URL: https://pub-data.leuphana.de/frontdoor/index/index/docId/1117
Advisor:Daniel J. Lang (Prof. Dr.)
Referee:Daniel J. Lang (Prof. Dr.)ORCiDGND, Berta Martin Lopez (Prof.

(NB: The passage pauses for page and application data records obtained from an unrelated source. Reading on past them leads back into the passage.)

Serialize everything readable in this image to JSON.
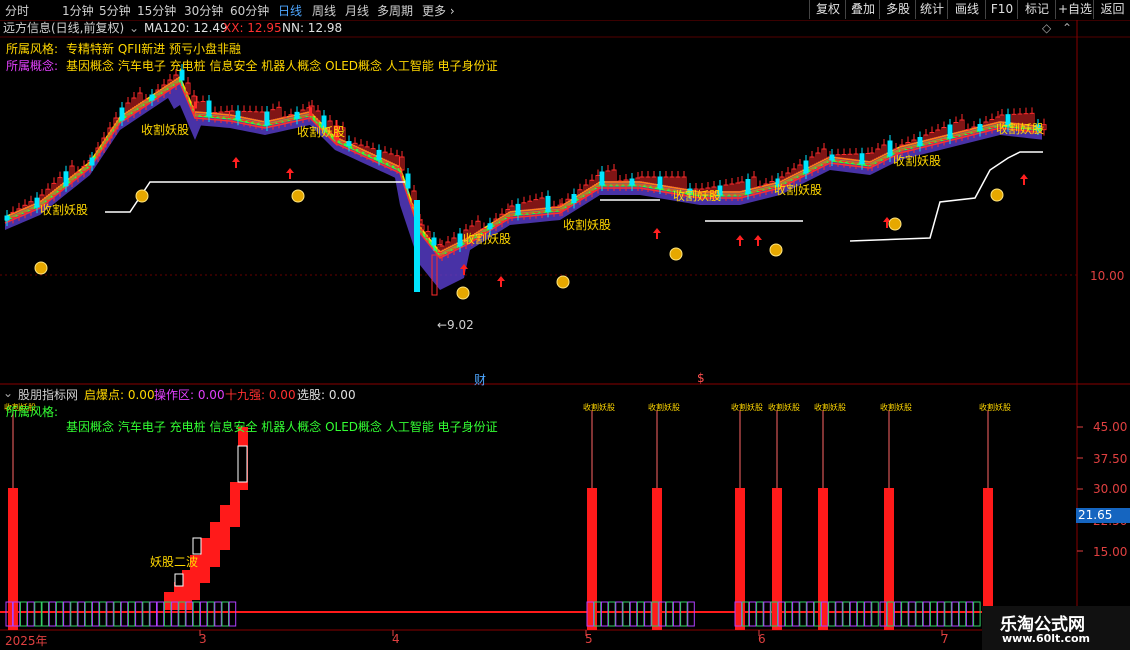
{
  "toolbar": {
    "periods": [
      "分时",
      "1分钟",
      "5分钟",
      "15分钟",
      "30分钟",
      "60分钟",
      "日线",
      "周线",
      "月线",
      "多周期",
      "更多"
    ],
    "active": "日线",
    "right_buttons": [
      "复权",
      "叠加",
      "多股",
      "统计",
      "画线",
      "F10",
      "+自选",
      "返回"
    ]
  },
  "main_header": {
    "stock": "远方信息(日线,前复权)",
    "ma_label": "MA120: 12.49",
    "xx_label": "XX: 12.95",
    "nn_label": "NN: 12.98"
  },
  "info": {
    "style_label": "所属风格:",
    "style_value": "专精特新 QFII新进 预亏小盘非融",
    "concept_label": "所属概念:",
    "concept_value": "基因概念 汽车电子 充电桩 信息安全 机器人概念 OLED概念 人工智能 电子身份证"
  },
  "annotations": {
    "harvest": "收割妖股",
    "low_price": "←9.02",
    "cai": "财",
    "s_mark": "$"
  },
  "price_axis": {
    "label": "10.00"
  },
  "indicator_header": {
    "name": "股朋指标网",
    "qbd": "启爆点: 0.00",
    "czq": "操作区: 0.00",
    "sjq": "十九强: 0.00",
    "xg": "选股: 0.00"
  },
  "indicator": {
    "style_label": "所属风格:",
    "concept_value": "基因概念 汽车电子 充电桩 信息安全 机器人概念 OLED概念 人工智能 电子身份证",
    "yao_label": "妖股二波",
    "small_harvest": "收割妖股"
  },
  "indicator_axis": {
    "ticks": [
      "45.00",
      "37.50",
      "30.00",
      "22.50",
      "15.00"
    ],
    "current": "21.65"
  },
  "date_axis": {
    "labels": [
      "2025年",
      "3",
      "4",
      "5",
      "6",
      "7"
    ]
  },
  "watermark": {
    "title": "乐淘公式网",
    "url": "www.60lt.com"
  },
  "colors": {
    "up": "#ff2a2a",
    "down": "#00e5ff",
    "yellow": "#ffd700",
    "magenta": "#e040fb",
    "purple": "#7a5cff",
    "green": "#33ff33",
    "active_tab": "#4da6ff"
  }
}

Dr.)ORCiD, Juliana Mercon (Dr.)GND
Document Type:Doctoral Thesis
Year of Completion:2021
Date of Publication (online):2021/02/24
Date of first Publication:2021/03/03

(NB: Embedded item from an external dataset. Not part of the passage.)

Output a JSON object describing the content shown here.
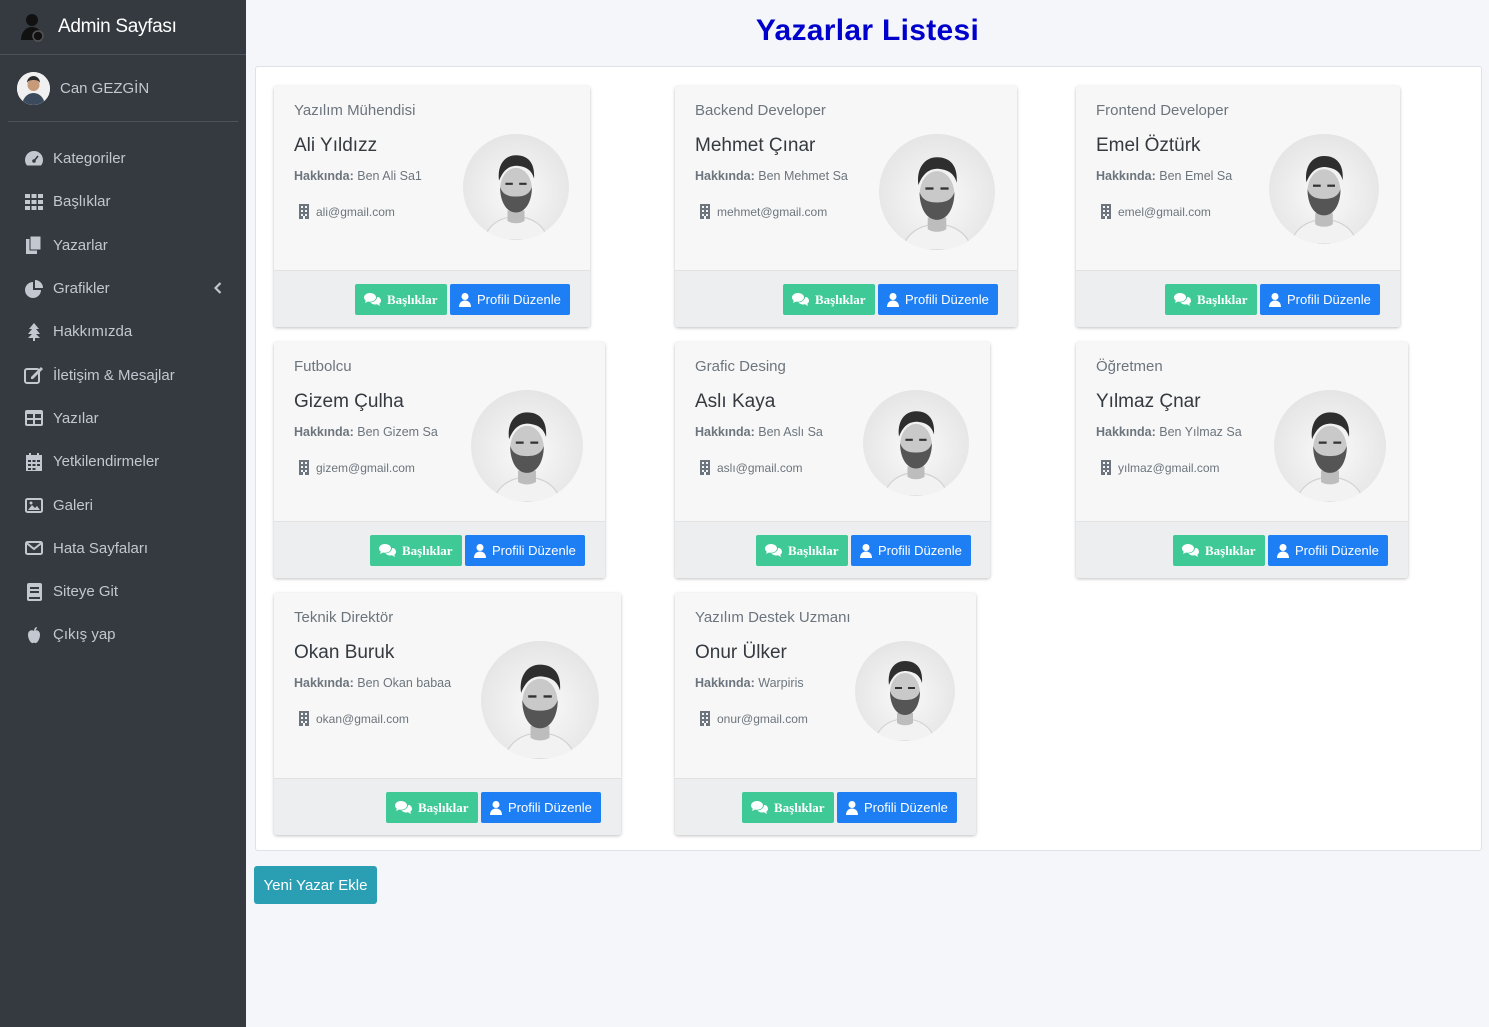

Publishing Institution:Leuphana Universität Lüneburg, Universitätsbibliothek der Leuphana Universität Lüneburg
Granting Institution:Leuphana Universität Lüneburg

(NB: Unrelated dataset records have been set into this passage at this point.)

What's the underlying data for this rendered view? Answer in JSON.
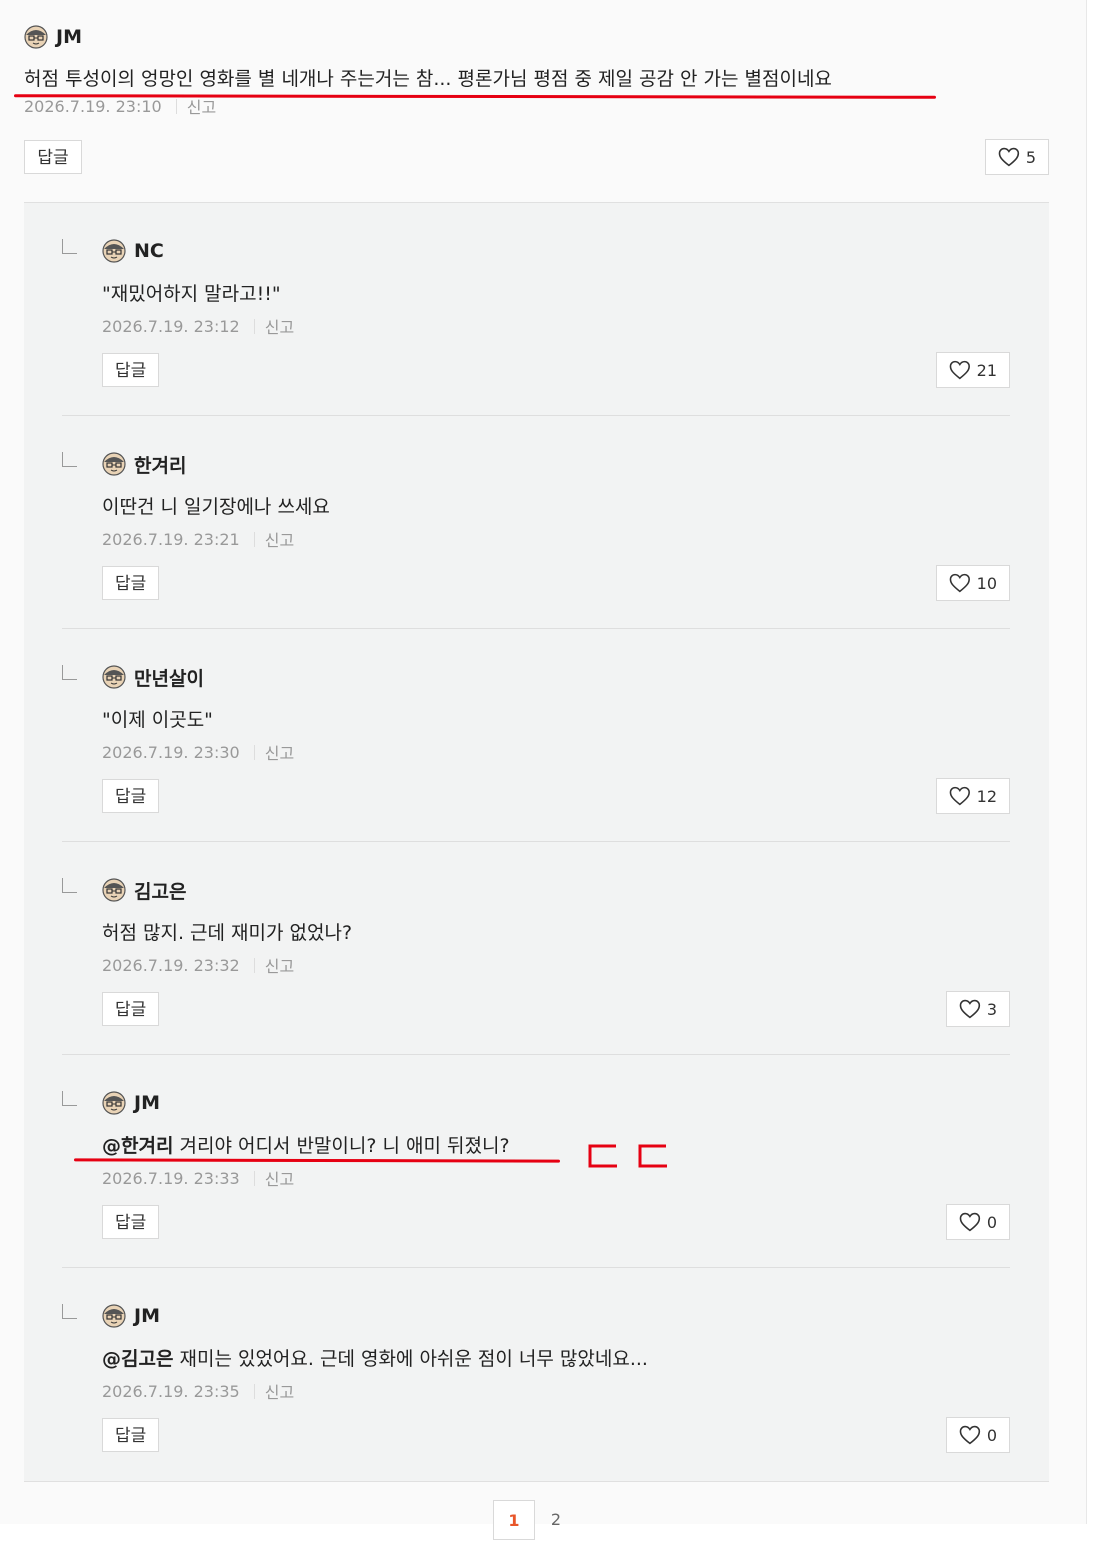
{
  "top_comment": {
    "author": "JM",
    "content": "허점 투성이의 엉망인 영화를 별 네개나 주는거는 참... 평론가님 평점 중 제일 공감 안 가는 별점이네요",
    "date": "2026.7.19. 23:10",
    "report": "신고",
    "reply_label": "답글",
    "likes": "5"
  },
  "replies": [
    {
      "author": "NC",
      "mention": "",
      "content": "\"재밌어하지 말라고!!\"",
      "date": "2026.7.19. 23:12",
      "report": "신고",
      "reply_label": "답글",
      "likes": "21"
    },
    {
      "author": "한겨리",
      "mention": "",
      "content": "이딴건 니 일기장에나 쓰세요",
      "date": "2026.7.19. 23:21",
      "report": "신고",
      "reply_label": "답글",
      "likes": "10"
    },
    {
      "author": "만년살이",
      "mention": "",
      "content": "\"이제 이곳도\"",
      "date": "2026.7.19. 23:30",
      "report": "신고",
      "reply_label": "답글",
      "likes": "12"
    },
    {
      "author": "김고은",
      "mention": "",
      "content": "허점 많지. 근데 재미가 없었나?",
      "date": "2026.7.19. 23:32",
      "report": "신고",
      "reply_label": "답글",
      "likes": "3"
    },
    {
      "author": "JM",
      "mention": "@한겨리",
      "content": " 겨리야 어디서 반말이니? 니 애미 뒤졌니?",
      "date": "2026.7.19. 23:33",
      "report": "신고",
      "reply_label": "답글",
      "likes": "0"
    },
    {
      "author": "JM",
      "mention": "@김고은",
      "content": " 재미는 있었어요. 근데 영화에 아쉬운 점이 너무 많았네요...",
      "date": "2026.7.19. 23:35",
      "report": "신고",
      "reply_label": "답글",
      "likes": "0"
    }
  ],
  "pagination": {
    "current": "1",
    "next": "2"
  },
  "annotation": {
    "color": "#e60012",
    "marks": "ㄷㄷ"
  },
  "colors": {
    "page_bg": "#fafafa",
    "replies_bg": "#f2f3f3",
    "accent": "#e8562a"
  }
}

Date of final exam:2020/12/22
Release Date:2021/03/03
Pagenumber:76 Seiten
Das Rahmenpapier der kumulativen Dissertation enthält 4 Beiträge
Institutes:Fakultät Nachhaltigkeit / Institut für Ethik und Transdisziplinäre Nachhaltigkeitsforschung (IETSR)
Dewey Decimal Classification:3 Sozialwissenschaften / 33 Wirtschaft / 333.7 Natürliche Ressourcen, Energie und Umwelt
Licence (German):License LogoDeutsches Urheberrecht